TASK STATEMENT
An exact copy of the listing below is the answer, with the pictures removed.

THE INPUT

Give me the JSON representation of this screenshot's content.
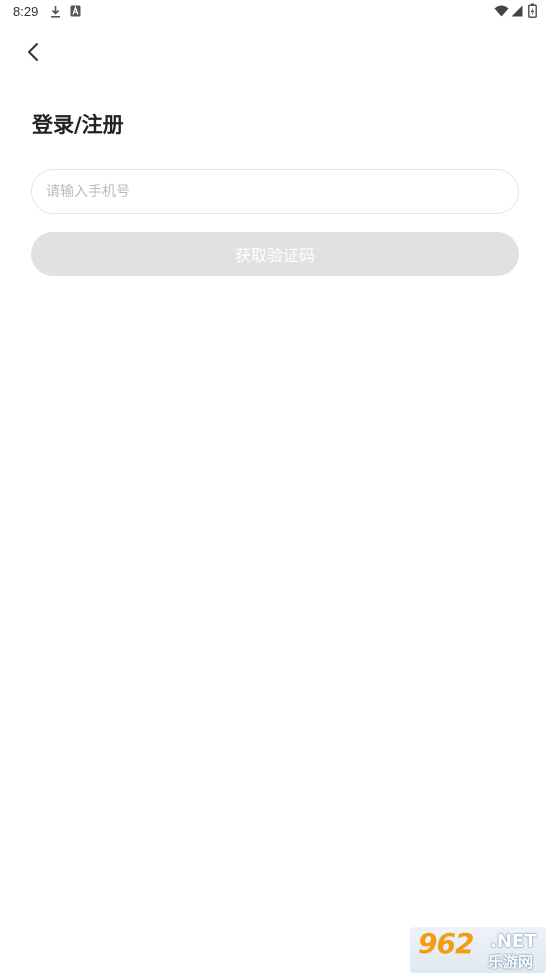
{
  "status_bar": {
    "time": "8:29",
    "left_icons": [
      "download-icon",
      "notification-a-icon"
    ],
    "right_icons": [
      "wifi-icon",
      "signal-icon",
      "battery-icon"
    ]
  },
  "nav": {
    "back_icon": "chevron-left-icon"
  },
  "login": {
    "title": "登录/注册",
    "phone_placeholder": "请输入手机号",
    "phone_value": "",
    "get_code_label": "获取验证码"
  },
  "colors": {
    "background": "#ffffff",
    "title": "#222222",
    "placeholder": "#bbbbbb",
    "input_border": "#e6e6e6",
    "button_disabled_bg": "#e1e1e1",
    "button_text": "#ffffff"
  },
  "watermark": {
    "number": "962",
    "suffix": ".NET",
    "site": "乐游网"
  }
}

ANSWER FOR THE TASK
Give me the JSON representation of this screenshot's content.
{
  "status_bar": {
    "time": "8:29",
    "left_icons": [
      "download-icon",
      "notification-a-icon"
    ],
    "right_icons": [
      "wifi-icon",
      "signal-icon",
      "battery-icon"
    ]
  },
  "nav": {
    "back_icon": "chevron-left-icon"
  },
  "login": {
    "title": "登录/注册",
    "phone_placeholder": "请输入手机号",
    "phone_value": "",
    "get_code_label": "获取验证码"
  },
  "colors": {
    "background": "#ffffff",
    "title": "#222222",
    "placeholder": "#bbbbbb",
    "input_border": "#e6e6e6",
    "button_disabled_bg": "#e1e1e1",
    "button_text": "#ffffff"
  },
  "watermark": {
    "number": "962",
    "suffix": ".NET",
    "site": "乐游网"
  }
}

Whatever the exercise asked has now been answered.